Study supports use of amoxicillin-clavulanate for diverticulitis
Treating diverticulitis in the outpatient setting with the antibiotic combination amoxicillin-clavulanate may reduce the risk for fluoroquinolone-related harms without adversely affecting diverticulitis-specific outcomes. As such, physicians may want to consider choosing amoxicillin-clavulanate over metronidazole-with-fluoroquinolone for patients with a first occurrence of diverticulitis. Findings from two nationwide cohort studies are published in Annals of Internal Medicine.
Researchers from the University of North Carolina at Chapel Hill have found no differences in the 1-year risk of hospital admission or urgent surgery, or the long-term risk of elective surgery. Furthermore, older patients treated with metronidazole-with-fluoroquinolone had an increased risk of Clostridioides difficile infection (CDI).
Uncomplicated diverticulitis is often managed in the outpatient setting with antibiotics to expedite recovery from the acute episode and reduce the risk for obstruction, abscess, or perforation.
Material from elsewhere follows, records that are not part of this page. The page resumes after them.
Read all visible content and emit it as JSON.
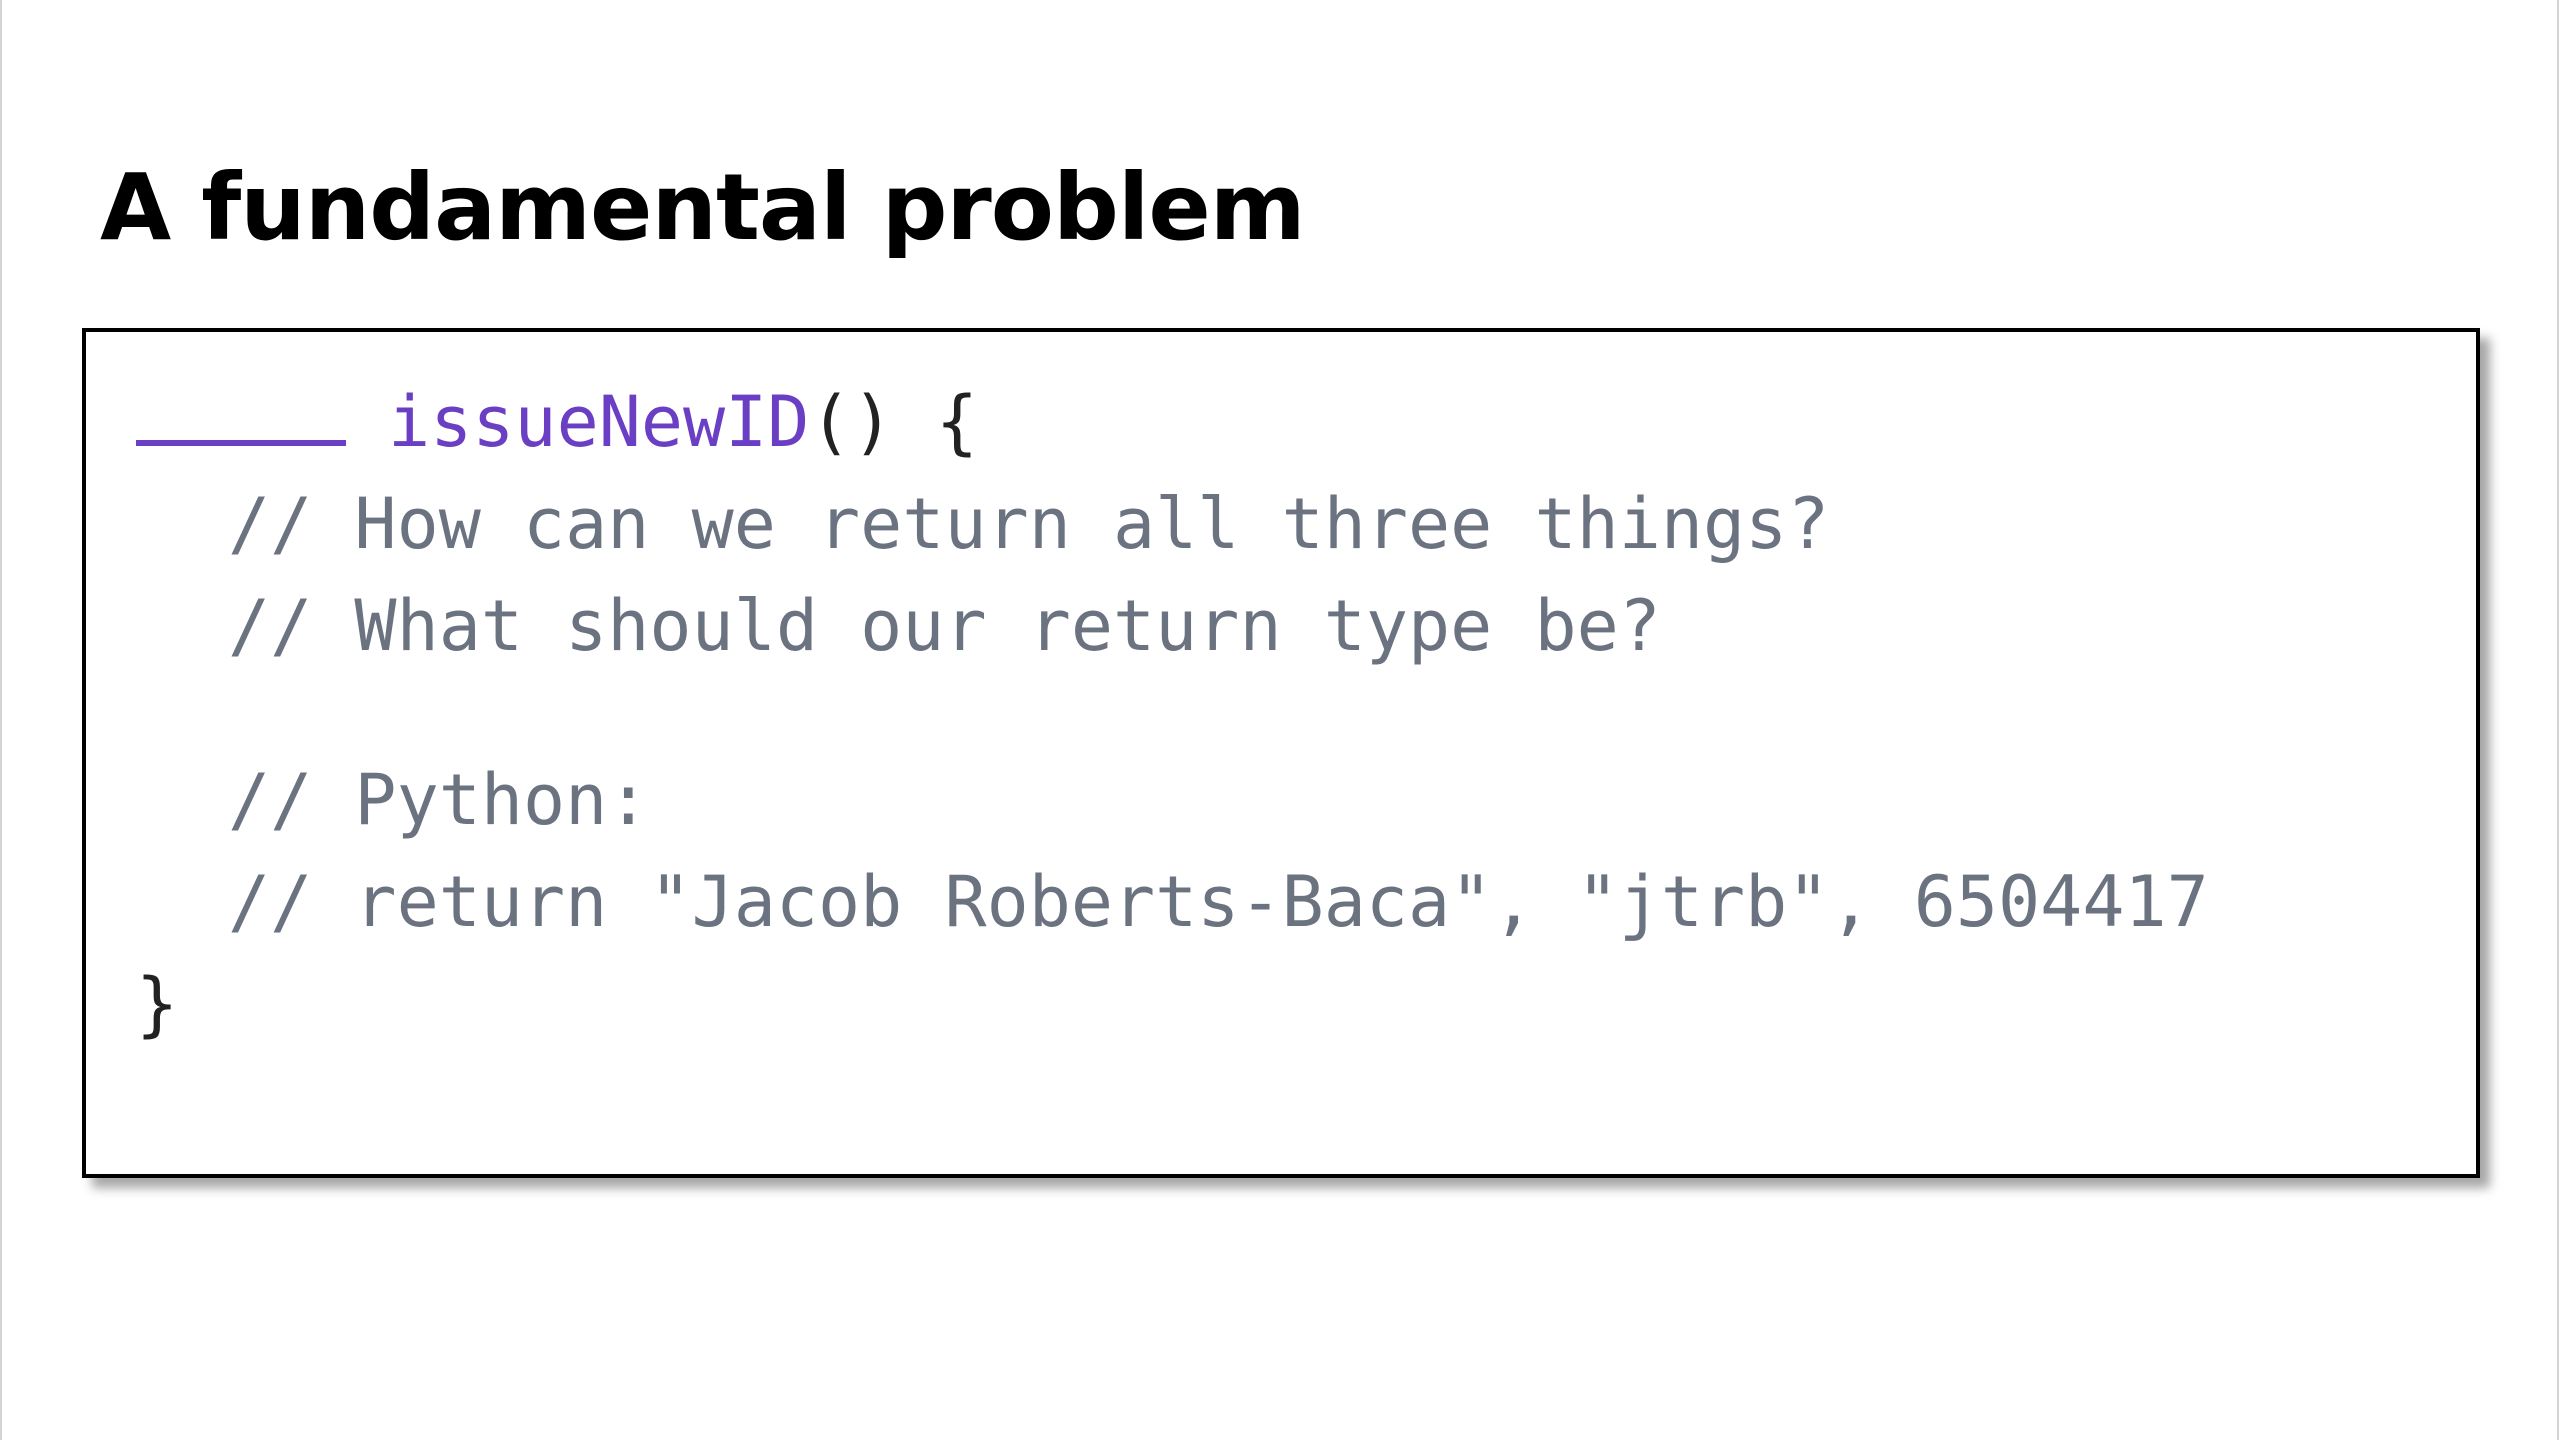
{
  "slide": {
    "title": "A fundamental problem"
  },
  "code": {
    "function_name": "issueNewID",
    "signature_rest": "() {",
    "comments": [
      "// How can we return all three things?",
      "// What should our return type be?",
      "// Python:",
      "// return \"Jacob Roberts-Baca\", \"jtrb\", 6504417"
    ],
    "closing_brace": "}"
  },
  "colors": {
    "function_name": "#6b3fc3",
    "comment": "#6b7280",
    "text": "#222222",
    "border": "#000000"
  }
}
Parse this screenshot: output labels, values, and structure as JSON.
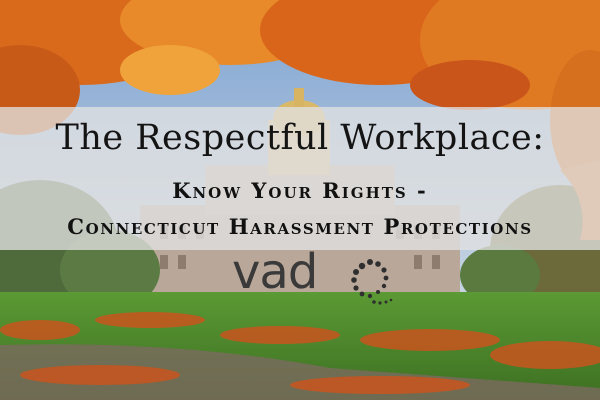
{
  "hero": {
    "title": "The Respectful Workplace:",
    "subtitle_line1": "Know Your Rights -",
    "subtitle_line2": "Connecticut Harassment Protections"
  },
  "logo": {
    "text": "vad",
    "color": "#3a3a3a"
  },
  "colors": {
    "sky": "#8fb3d9",
    "foliage_orange": "#e0731f",
    "lawn_green": "#4f8a2e",
    "banner": "#e1e1e1"
  }
}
The two most commonly prescribed antibiotic regimens for this purpose are a combination of metronidazole and a fluoroquinolone or amoxicillin-clavulanate only. Despite being commonly prescribed for diverticulitis, the effectiveness and harms of these antibiotics remain unknown. This is a critical gap because the U.S. Food and Drug Administration has recommended that fluoroquinolones be reserved for use in conditions with no alternative treatment options because of the risk for potentially permanent and disabling fluoroquinolone-related adverse effects.
Researchers from the University of North Carolina School of Medicine studied two nationwide claims databases to compare the effectiveness of treating patients at the first occurrence of outpatient diverticulitis with either a combination of metronidazole and a fluoroquinolone or amoxicillin-clavulanate alone for the prevention of diverticulitis-related inpatient admission, urgent surgery, elective surgery, and emergency department visits. In addition, the researchers sought to assess the comparative risk for Clostridioides difficile infection (CDI) associated with these treatments. They found that amoxicillin-clavulanate was as effective as treatment with metronidazole-with-fluoroquinolone and there were negligible differences between groups in risk for the adverse outcomes measured. According to the researchers, these findings suggest that physicians may want to consider choosing amoxicillin-clavulanate over metronidazole-with-fluoroquinolone to reduce the risk for serious harms associated with fluoroquinolone use, including CDI.